Tuesday, September 08, 2015
Where Trek No Longer Goes?
What will the new Star Trek movie be about?
An article in The Guardian states its premise in its title: "Climate change is so dire we need a new kind of science fiction to make sense of it." Writer Claire L. Evans suggests that it's a need that isn't being sufficiently addressed.
Climate catastrophe is implied in recent science fiction films, but they are mostly dystopian, post-apocalyptic. The article (originally published online at Creative Times Reports) asserts: "The stories we tell ourselves can help us understand, and maybe even adapt, to this new world. But the dour dystopias and escapist fantasies of our current science fiction diet just won’t do. We need something new: a form of science fiction that tackles the radical changes of our pressing and strange reality."
The article (or more properly, the opinion piece) notes the existence of a subgenre called cli-fi (climate science fiction) but calls for something broader, to be called "Anthropocene fiction," from the term that many scientists propose for the current epoch on Earth dominated and determined by humanity.
The article ignored at least one work that qualifies, although I suppose it can be argued it isn't science fiction (Kim Stanley Robinson's Science in Washington trilogy, which he's updating and condensing for his upcoming Green Earth novel.)
But the paragraph that caught my eye began: "Sci-fi has always mirrored the time of its writing. The themes of Star Trek – race relations, Cold War fears, American imperialism – were rooted in the politics of the 1960s."
Of course we all know that original series Star Trek stories dealt on some meaningful level with important issues of the time as well as examining implications of the future it portrayed. This is one of the essential qualities of Star Trek, basic to its identity and its soul.
But the article goes on to discuss issues of subsequent decades, especially environmental issues, without mentioning Star Trek again. Star Trek, according to this view, is a 1960s phenomenon, period.
Strictly speaking, it's not true. Fans can point to episodes of subsequent series' that dealt with issues of their time. The Next Generation took on many, including terrorism and torture. It can even be argued that the film Star Trek Into Darkness was basically about the Iraq war, although long after it was mostly over.
Star Trek IV: The Voyage Home had an environmental message for the 1980s: saving the whales is saving us. But even though I'm sure fans can think of other stories, it does seem to me that Star Trek tended to assume environmental responsibility in the future rather than tell stories about it.
Apparently nobody much liked this episode, but in substituting a disastrous effect of warp drive for the disastrous effects of industrial processes on Earth, it pretty courageously got to the nub of the problem for some people--the painful realization of the environmental harm accidentally caused by expanding technology, and the costs--cultural and personal costs--of addressing it. It's threatening, and more than physically.
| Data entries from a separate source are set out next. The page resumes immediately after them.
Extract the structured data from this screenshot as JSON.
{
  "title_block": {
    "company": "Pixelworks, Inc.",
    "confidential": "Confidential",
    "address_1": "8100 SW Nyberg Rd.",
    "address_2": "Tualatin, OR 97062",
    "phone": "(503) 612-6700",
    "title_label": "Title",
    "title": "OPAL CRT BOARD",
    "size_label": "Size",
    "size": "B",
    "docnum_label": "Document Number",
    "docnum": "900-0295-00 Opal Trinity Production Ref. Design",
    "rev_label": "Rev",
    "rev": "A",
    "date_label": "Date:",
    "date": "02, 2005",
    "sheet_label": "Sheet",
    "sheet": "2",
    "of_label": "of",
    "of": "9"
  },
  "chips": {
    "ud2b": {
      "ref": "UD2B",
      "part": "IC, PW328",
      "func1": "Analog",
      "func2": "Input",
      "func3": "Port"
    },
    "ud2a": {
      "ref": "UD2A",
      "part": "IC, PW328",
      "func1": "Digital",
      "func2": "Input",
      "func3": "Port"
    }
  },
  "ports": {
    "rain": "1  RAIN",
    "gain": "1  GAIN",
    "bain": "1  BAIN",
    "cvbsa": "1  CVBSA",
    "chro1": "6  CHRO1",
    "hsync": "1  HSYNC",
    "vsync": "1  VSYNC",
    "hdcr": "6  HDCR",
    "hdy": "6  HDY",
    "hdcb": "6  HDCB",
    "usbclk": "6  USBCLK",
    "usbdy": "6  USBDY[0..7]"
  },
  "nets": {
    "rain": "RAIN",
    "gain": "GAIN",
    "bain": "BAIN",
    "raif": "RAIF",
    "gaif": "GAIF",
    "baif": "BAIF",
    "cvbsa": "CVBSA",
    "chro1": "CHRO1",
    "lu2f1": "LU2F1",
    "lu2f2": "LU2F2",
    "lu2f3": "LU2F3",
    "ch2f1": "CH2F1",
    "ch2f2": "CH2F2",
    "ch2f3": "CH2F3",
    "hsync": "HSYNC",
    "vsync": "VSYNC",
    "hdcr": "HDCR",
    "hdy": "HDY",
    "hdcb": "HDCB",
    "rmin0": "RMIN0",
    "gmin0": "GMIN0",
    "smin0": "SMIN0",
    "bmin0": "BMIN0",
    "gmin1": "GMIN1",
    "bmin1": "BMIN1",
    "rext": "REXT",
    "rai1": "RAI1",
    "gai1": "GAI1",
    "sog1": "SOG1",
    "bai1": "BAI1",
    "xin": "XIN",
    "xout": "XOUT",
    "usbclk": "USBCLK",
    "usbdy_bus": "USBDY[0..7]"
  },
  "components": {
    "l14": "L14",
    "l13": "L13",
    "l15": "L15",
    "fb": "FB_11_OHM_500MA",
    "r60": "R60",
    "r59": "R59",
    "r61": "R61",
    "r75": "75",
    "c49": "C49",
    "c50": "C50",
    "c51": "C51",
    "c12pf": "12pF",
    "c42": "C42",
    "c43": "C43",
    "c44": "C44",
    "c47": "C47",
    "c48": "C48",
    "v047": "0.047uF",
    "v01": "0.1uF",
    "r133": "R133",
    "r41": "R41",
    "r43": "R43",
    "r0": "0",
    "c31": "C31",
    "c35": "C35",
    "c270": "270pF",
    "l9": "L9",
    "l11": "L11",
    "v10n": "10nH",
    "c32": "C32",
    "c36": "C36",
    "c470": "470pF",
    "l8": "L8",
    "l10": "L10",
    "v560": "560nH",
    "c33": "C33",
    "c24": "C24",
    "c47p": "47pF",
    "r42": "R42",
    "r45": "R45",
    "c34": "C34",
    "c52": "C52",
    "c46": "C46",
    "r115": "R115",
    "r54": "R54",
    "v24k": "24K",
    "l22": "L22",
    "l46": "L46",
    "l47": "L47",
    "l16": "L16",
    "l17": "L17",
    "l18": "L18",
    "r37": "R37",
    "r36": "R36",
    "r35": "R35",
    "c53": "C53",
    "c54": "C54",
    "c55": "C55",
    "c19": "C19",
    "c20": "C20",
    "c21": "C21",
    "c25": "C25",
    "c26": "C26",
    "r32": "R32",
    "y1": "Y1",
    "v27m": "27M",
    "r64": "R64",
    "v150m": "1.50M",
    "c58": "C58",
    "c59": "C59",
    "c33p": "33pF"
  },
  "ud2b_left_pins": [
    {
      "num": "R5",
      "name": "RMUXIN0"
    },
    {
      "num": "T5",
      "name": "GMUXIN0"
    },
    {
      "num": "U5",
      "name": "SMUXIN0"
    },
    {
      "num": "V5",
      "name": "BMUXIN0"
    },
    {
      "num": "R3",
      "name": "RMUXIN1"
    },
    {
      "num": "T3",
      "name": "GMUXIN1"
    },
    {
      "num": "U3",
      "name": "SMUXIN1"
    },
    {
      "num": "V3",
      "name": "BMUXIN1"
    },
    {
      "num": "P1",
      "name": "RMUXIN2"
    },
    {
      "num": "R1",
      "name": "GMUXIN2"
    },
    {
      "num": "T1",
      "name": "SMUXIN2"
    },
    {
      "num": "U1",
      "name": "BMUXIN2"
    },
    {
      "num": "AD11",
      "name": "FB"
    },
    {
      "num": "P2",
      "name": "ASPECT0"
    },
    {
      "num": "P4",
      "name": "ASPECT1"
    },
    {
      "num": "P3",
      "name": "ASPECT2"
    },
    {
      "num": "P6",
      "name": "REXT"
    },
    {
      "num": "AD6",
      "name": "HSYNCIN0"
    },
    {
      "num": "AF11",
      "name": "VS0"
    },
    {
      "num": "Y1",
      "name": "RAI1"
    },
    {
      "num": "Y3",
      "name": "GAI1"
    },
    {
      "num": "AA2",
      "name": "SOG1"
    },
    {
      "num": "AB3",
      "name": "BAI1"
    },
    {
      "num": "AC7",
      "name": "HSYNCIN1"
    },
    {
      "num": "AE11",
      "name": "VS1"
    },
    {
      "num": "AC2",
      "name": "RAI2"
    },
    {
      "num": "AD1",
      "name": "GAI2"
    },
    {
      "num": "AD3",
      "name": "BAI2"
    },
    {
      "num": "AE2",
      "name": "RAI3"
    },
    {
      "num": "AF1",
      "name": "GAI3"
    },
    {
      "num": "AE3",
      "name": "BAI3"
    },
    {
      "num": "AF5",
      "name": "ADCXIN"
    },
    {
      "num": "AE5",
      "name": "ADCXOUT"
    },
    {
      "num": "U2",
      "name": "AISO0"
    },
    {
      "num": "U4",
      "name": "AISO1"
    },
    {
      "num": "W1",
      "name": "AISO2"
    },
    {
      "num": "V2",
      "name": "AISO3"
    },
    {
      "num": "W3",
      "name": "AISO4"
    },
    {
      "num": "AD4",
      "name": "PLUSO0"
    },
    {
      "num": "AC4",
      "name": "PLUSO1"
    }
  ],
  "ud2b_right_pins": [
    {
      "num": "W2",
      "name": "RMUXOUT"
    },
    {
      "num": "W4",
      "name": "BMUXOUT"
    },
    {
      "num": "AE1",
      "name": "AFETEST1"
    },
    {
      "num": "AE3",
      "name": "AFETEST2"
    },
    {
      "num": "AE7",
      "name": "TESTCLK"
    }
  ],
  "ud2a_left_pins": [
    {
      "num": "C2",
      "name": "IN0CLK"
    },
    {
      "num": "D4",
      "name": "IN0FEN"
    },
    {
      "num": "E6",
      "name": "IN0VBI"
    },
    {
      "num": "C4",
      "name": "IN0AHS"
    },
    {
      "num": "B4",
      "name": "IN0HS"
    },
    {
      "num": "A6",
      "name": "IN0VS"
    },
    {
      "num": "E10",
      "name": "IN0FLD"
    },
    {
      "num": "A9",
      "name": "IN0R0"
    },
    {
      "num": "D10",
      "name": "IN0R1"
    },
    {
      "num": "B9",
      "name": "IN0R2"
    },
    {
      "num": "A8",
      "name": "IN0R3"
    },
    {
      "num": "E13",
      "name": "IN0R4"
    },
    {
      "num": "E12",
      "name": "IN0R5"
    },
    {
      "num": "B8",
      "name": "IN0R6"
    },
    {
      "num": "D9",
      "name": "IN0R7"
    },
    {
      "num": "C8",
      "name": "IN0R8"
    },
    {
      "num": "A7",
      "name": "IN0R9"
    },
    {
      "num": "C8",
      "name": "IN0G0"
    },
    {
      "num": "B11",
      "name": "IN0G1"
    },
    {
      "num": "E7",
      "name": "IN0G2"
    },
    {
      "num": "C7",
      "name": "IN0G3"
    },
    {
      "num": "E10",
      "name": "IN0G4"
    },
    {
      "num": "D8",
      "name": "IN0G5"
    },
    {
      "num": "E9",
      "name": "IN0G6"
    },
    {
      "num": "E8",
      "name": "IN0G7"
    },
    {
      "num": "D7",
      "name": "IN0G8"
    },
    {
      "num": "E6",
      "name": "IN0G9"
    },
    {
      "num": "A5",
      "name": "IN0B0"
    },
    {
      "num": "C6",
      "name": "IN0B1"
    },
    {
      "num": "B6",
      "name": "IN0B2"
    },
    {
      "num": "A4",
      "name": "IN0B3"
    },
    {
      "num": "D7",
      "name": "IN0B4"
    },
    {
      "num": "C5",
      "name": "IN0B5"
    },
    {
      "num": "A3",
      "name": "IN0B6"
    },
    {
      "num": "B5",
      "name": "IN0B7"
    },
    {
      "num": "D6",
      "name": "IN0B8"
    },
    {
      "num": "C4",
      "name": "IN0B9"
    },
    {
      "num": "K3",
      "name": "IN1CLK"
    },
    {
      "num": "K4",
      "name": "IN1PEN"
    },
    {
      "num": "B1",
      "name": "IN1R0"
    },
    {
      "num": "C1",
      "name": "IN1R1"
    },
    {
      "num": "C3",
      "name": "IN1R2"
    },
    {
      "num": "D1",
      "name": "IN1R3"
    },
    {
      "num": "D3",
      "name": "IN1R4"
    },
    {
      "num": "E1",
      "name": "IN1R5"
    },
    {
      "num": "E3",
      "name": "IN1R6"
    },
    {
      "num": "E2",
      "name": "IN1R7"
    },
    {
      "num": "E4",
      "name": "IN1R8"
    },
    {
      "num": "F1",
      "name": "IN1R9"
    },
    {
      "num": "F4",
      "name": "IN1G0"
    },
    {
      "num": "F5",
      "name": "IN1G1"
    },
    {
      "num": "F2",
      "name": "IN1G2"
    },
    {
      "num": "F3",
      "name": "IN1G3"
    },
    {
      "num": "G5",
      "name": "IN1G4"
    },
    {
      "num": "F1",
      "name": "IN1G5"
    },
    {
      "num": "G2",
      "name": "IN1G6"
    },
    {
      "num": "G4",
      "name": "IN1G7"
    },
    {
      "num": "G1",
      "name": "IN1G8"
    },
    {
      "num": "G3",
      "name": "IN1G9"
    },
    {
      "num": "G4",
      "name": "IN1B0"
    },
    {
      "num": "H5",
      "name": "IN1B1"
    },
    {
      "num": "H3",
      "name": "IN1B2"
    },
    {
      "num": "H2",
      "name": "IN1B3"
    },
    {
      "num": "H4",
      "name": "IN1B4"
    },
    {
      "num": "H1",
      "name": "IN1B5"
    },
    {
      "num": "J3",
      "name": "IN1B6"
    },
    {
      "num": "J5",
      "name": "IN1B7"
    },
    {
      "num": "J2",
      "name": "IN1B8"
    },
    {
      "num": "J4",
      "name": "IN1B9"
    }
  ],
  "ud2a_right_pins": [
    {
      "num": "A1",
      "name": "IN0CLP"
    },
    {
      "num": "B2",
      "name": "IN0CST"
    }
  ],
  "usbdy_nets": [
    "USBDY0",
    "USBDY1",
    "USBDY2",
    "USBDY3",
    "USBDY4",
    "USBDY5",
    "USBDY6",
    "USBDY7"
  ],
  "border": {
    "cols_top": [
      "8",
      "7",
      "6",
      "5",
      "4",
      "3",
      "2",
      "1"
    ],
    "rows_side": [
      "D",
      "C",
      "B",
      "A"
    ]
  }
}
Ironically, the writers may have had in mind the issue of damage to the ozone layer rather than global heating, but as it has turned out, threats to the ozone layer from certain chemicals and processes were rather quickly and painlessly dealt with, with international treaties and the cooperation of businesses. The episode is now more relevant to the larger problems of dealing with global heating and the climate crisis. And perhaps with that in mind, the story improves.
There was a highly praised episode of TNG that metaphorically dealt with the possible apocalyptic effects of the climate crisis, "The Inner Light." I make this parallel in my posts on it here. It suggests the consequences of inaction, of ignoring the issue. That's especially important in 2015, as the world gathers for what may well be its last chance to forge an international agreement to save the future from ultimate catastrophe. But even with efforts to deal with the causes of the climate crisis, the planet faces the many effects of past greenhouse gas pollution.
The point suggested by this comment on Star Trek of the 1960s remains. The climate crisis is the most consequential issue of our time. It may threaten civilization and life on this planet, including humanity's future--and including the ability to take humans to other worlds. In any case, it is clearly going to change the lives and occupy the time of generations into the foreseeable future. If Star Trek were doing now what it did in the 1960s, this profound subject would be unavoidable.
What will the new Star Trek movie be about?